Kofi out, Havel in. It’s an idea whose time has come.
THE NEW Seinfeld DVD set is out. I was going to buy it, but then I looked at the several unwatched DVDs on the shelf already and decided to wait. I wish I could order up some free evenings as easily as I can order DVDs . . .
Right now in the freezing cold, almost 100 000 Ukranians are protesting against the stolen election in central Kiev, and a huge demonstration has also started in the city of Lviv. The municipal councils in both cities have said they only take orders from the liberal presidential candidate Yushchenko, the real winner of the election. At the same time, security forces have said that they are ready to put down the protests “quickly and firmly”.
Where are the concerned European politicians who should condemn the fraud, and who could be with these crowds to show their support? And where are the “human shields”? A lot of young westerners were willing to risk their lives to stop the war on Iraq. Aren’t they willing to risk some discomfort to stop one of Europe’s biggest countries from slipping back to dictatorship?
Not obviously. (Loads more Ukraine links here at this Ukrainian English news portal site.)
UPDATE: A Fistful of Euros is gathering reports of protests at Ukrainian embassies by Ukrainian expats.
THERE’S A WHITE HOUSE STATEMENT on the Ukraine elections:
The United States is deeply disturbed by extensive and credible indications of fraud committed in the Ukrainian presidential election. We strongly support efforts to review the conduct of the election and urge Ukrainian authorities not to certify results until investigations of organized fraud are resolved. We call on the Government of Ukraine to respect the will of the Ukrainian people, and we urge all Ukrainians to resolve the situation through peaceful means. The Government bears a special responsibility not to use or incite violence, and to allow free media to report accurately on the situation without intimidation or coercion. The United States stands with the Ukrainian people in this difficult time.
READERS MAY REMEMBER New York Times reporter Chris Hedges for having been booed off the stage when he delivered an anti-American commencement speech last year. Now he’s found a friendlier venue — the Association of Opinion Page Editors, for delivering remarks like this:
We’re absolutely reviled around the world, as we should be.
And, no, he wasn’t talking about the American press after Jayson Blair, Eason Jordan, and RatherGate.
THERE’S ANOTHER short Web-video film over at Amazon, this one starring Blair Underwood. They’re putting a lot of money and effort into these, I think. That’s good, because I think they’re one of the few organizations with the resources to make a difference with this stuff.
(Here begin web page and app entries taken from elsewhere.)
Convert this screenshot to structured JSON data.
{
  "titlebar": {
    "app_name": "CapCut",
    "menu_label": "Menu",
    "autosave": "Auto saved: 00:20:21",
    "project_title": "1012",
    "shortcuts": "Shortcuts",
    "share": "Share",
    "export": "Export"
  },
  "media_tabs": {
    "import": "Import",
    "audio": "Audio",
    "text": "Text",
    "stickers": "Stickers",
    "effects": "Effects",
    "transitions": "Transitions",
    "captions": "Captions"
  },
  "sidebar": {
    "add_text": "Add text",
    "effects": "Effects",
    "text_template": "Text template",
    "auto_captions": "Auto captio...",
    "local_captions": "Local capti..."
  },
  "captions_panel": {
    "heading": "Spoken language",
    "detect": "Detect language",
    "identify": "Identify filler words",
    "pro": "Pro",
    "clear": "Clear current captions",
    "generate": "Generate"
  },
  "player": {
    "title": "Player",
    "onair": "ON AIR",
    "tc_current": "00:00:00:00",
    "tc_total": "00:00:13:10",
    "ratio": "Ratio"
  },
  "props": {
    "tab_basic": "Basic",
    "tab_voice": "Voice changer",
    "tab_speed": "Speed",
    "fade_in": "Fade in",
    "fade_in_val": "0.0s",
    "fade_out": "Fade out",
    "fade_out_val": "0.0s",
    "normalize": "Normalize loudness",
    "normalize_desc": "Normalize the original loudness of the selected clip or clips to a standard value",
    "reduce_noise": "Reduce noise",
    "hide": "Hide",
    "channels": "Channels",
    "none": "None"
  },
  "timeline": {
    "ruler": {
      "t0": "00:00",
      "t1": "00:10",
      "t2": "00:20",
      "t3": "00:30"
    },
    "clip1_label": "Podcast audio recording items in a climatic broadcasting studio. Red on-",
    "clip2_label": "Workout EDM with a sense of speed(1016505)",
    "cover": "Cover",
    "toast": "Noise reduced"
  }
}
PEJMAN YOUSEFZADEH (now back at his regular site) observes: “I won’t cry for Rather. He still gets to work–ironically enough–on 60 Minutes, and he has more money than he knows what to do with. Shed a tear, however, for the cause of responsible journalism–which has suffered so mightily thanks to the lack of professionalism displayed by people like Dan Rather, and hope that there may be some kind of revival of standards in the near future–especially with blogs keeping the media’s feet to the fire.”